[EXERCISE MATERIALS]:
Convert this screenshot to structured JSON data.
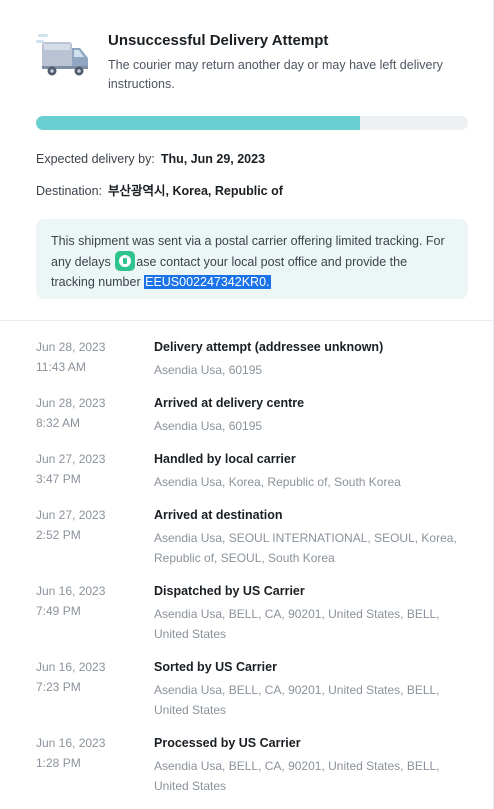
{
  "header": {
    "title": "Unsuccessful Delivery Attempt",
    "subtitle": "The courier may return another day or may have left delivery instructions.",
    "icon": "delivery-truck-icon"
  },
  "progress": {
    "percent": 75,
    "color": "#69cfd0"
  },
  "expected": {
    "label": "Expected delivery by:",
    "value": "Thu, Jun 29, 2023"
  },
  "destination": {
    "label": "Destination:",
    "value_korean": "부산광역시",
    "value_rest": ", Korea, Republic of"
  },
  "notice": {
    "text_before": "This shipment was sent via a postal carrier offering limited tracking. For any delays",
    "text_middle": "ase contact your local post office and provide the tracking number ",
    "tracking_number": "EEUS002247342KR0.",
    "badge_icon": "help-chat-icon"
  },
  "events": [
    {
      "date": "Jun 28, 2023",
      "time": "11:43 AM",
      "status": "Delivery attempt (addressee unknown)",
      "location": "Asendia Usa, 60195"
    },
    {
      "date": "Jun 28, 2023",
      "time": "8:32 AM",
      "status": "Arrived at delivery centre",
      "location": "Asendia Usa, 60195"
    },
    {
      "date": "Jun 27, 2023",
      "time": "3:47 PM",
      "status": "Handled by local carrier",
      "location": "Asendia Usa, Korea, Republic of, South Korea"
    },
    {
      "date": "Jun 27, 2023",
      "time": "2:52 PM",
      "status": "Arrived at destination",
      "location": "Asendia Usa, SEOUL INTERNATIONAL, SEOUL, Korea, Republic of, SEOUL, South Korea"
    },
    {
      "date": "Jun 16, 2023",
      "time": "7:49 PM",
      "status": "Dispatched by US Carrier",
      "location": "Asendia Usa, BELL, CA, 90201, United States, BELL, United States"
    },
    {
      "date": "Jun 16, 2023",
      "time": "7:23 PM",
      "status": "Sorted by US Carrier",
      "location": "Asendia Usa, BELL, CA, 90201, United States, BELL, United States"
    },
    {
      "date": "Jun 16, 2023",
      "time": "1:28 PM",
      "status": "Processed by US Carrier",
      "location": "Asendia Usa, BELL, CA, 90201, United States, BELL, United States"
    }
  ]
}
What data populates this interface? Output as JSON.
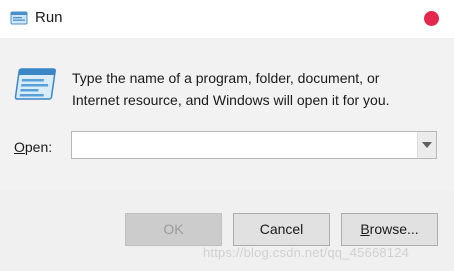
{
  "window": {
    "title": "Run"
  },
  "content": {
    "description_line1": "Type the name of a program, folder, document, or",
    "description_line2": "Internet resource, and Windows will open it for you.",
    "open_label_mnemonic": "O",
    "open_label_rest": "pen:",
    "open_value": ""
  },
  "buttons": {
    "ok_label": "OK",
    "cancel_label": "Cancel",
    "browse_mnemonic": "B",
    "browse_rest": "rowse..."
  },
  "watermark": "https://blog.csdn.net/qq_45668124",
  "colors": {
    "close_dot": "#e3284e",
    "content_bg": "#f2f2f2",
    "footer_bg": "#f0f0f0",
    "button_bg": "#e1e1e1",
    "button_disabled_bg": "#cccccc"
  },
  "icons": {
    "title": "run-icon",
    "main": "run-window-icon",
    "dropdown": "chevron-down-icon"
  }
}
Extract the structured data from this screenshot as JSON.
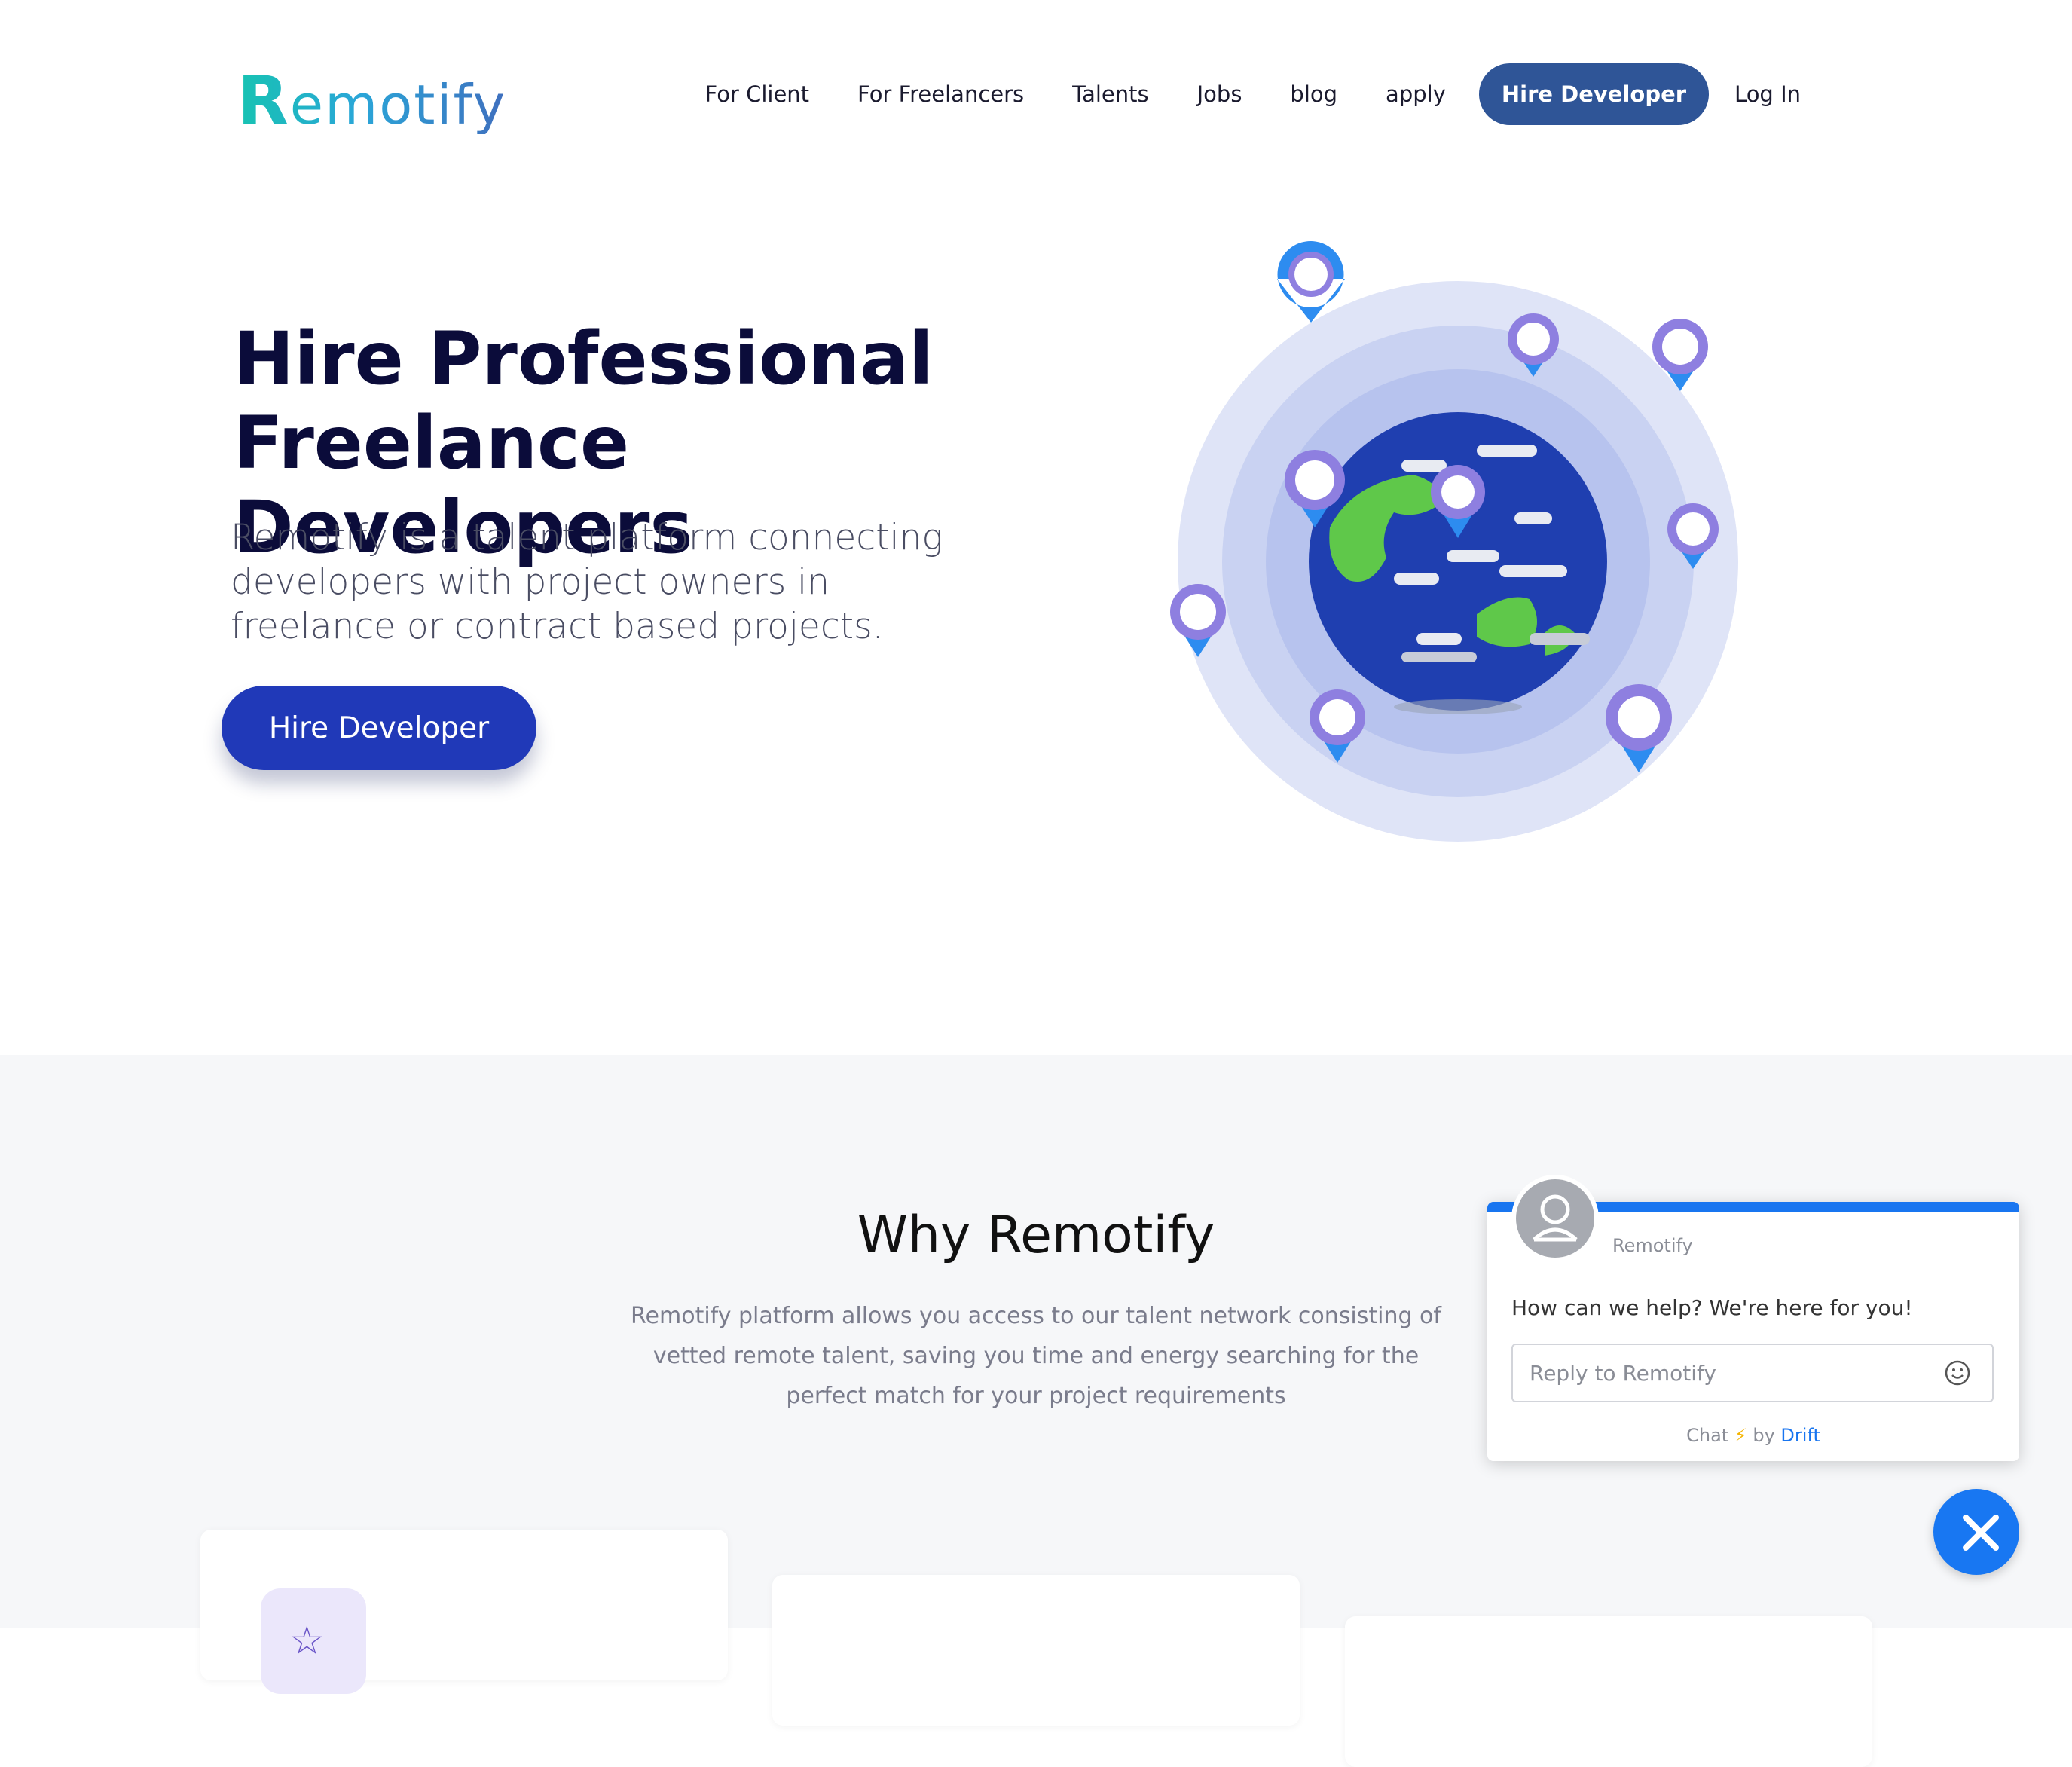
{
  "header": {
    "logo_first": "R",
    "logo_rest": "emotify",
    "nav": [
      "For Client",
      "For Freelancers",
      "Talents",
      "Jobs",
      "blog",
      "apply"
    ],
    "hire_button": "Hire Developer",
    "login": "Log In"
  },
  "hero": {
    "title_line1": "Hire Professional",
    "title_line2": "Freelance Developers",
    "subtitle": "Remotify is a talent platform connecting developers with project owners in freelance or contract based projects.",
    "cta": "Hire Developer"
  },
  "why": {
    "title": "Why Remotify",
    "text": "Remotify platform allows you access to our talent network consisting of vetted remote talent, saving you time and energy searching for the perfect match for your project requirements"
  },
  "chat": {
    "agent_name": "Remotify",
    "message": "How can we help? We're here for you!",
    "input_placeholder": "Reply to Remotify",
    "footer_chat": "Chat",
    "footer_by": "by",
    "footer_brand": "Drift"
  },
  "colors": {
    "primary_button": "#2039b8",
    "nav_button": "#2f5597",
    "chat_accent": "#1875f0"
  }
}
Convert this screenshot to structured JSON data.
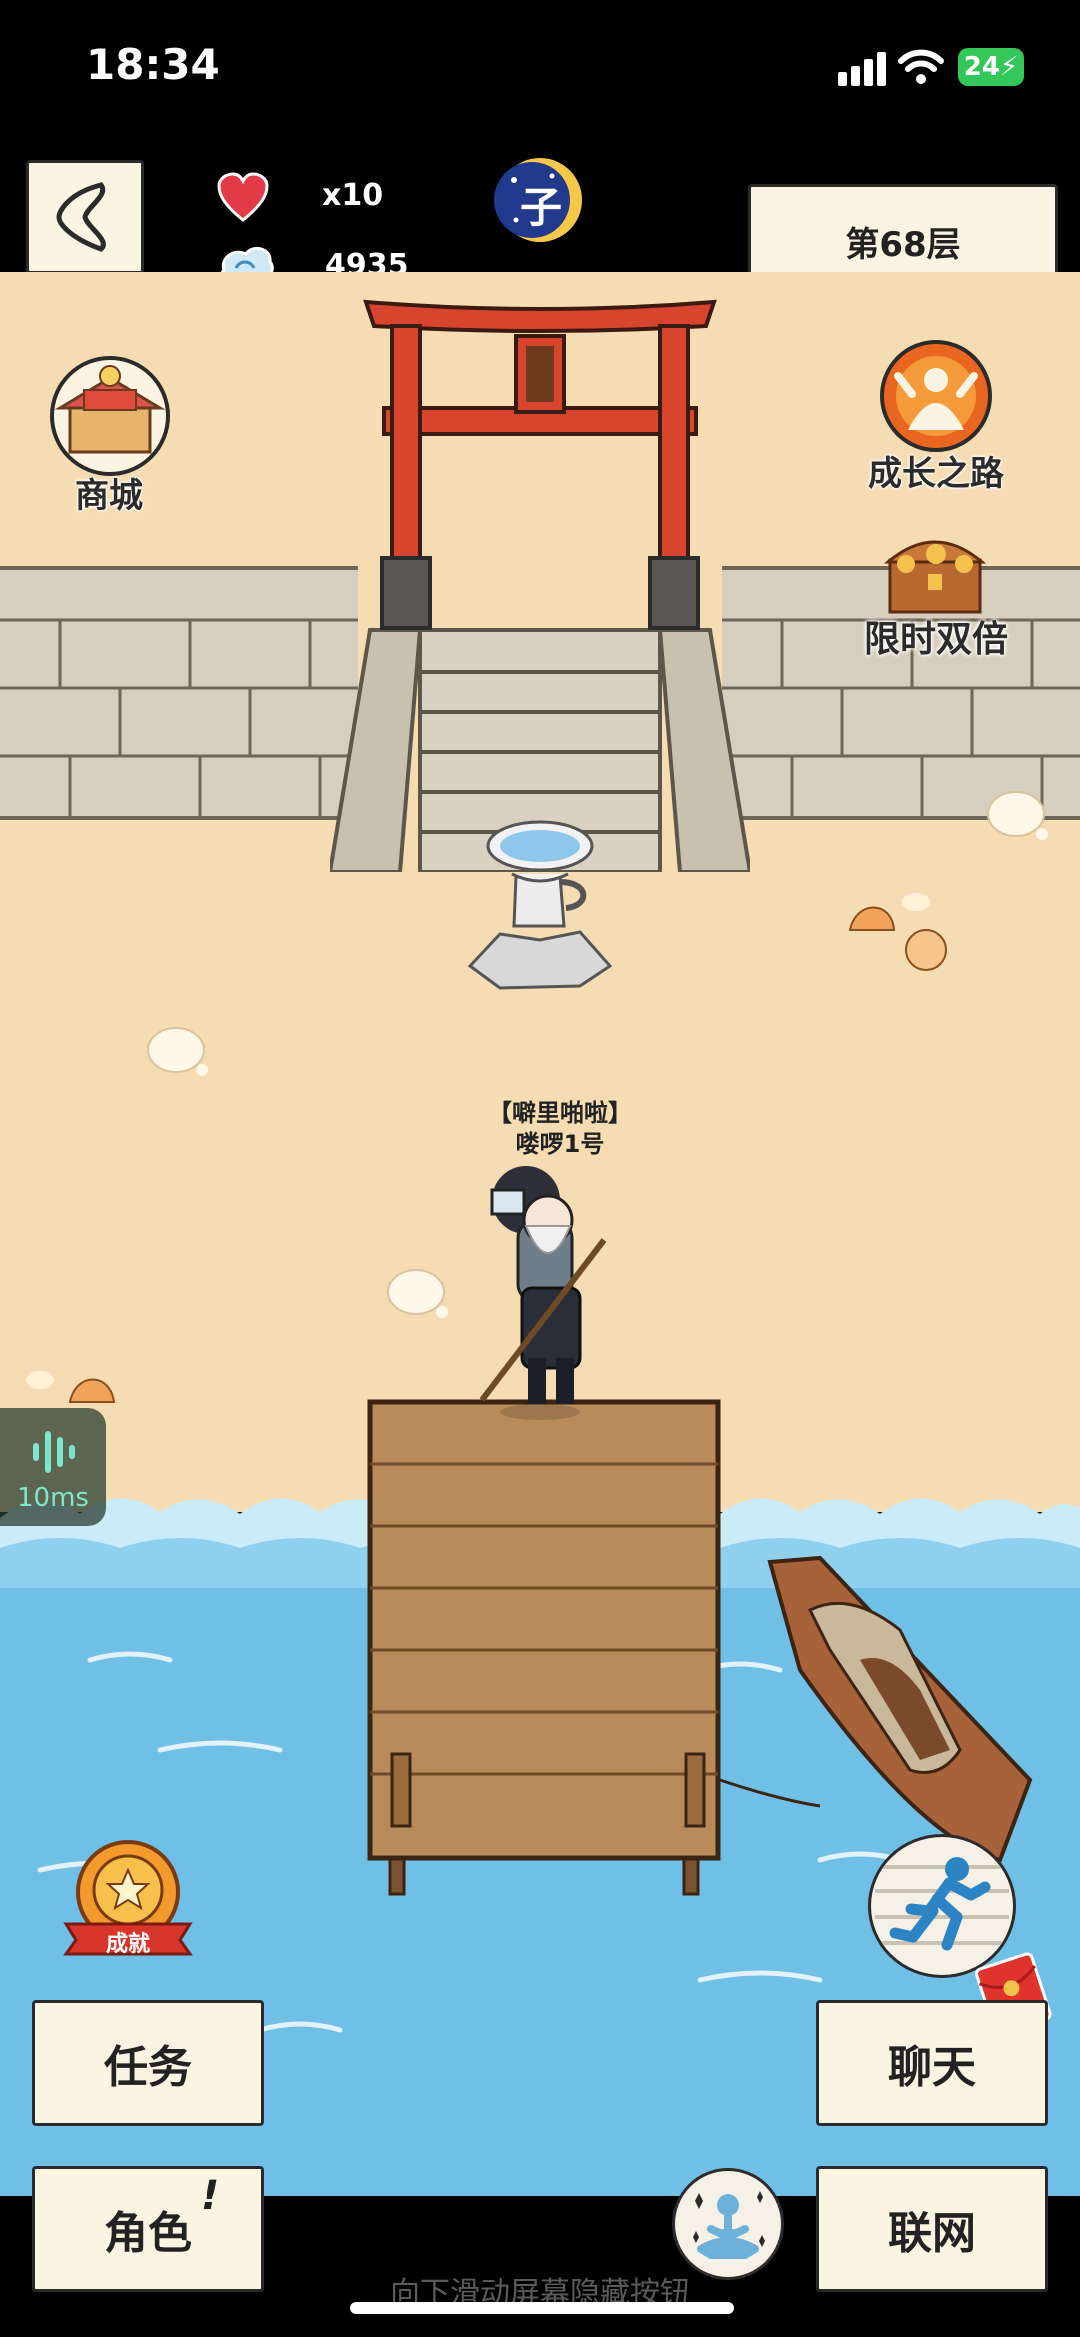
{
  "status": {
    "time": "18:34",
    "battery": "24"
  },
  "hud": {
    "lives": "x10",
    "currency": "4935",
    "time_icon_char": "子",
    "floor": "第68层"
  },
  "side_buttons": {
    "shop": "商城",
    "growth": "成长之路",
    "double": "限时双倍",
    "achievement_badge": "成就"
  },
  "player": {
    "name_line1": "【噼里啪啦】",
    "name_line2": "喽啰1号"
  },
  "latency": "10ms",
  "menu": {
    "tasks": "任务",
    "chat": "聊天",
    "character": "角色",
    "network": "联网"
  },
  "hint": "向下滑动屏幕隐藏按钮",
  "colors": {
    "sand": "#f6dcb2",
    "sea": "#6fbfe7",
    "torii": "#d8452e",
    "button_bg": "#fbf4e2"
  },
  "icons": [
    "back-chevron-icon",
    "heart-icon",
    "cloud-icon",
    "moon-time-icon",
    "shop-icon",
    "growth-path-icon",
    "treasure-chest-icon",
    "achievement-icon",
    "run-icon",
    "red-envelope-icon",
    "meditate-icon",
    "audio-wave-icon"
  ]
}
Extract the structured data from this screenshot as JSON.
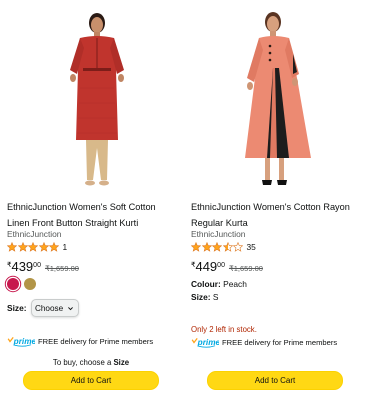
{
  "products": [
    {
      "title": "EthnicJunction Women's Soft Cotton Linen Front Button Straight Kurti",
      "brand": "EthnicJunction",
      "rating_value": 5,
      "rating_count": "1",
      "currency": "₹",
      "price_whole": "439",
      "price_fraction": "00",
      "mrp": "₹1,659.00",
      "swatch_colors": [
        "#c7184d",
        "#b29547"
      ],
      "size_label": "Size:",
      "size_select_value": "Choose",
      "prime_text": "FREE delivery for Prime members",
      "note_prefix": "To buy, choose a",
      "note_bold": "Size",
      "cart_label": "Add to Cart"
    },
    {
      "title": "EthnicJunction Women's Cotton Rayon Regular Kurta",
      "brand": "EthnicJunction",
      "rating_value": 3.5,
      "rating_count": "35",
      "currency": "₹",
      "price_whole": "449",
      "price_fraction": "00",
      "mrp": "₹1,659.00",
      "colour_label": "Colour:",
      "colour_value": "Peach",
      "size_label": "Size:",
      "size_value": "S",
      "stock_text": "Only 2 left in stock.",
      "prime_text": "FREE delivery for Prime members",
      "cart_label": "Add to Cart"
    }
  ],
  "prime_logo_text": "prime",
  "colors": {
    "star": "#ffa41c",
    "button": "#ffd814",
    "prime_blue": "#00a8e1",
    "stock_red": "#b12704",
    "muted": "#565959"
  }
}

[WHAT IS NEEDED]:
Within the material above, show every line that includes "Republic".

[WRITTEN RESPONSE]:
    "value_rest": ", Korea, Republic of"
      "location": "Asendia Usa, Korea, Republic of, South Korea"
      "location": "Asendia Usa, SEOUL INTERNATIONAL, SEOUL, Korea, Republic of, SEOUL, South Korea"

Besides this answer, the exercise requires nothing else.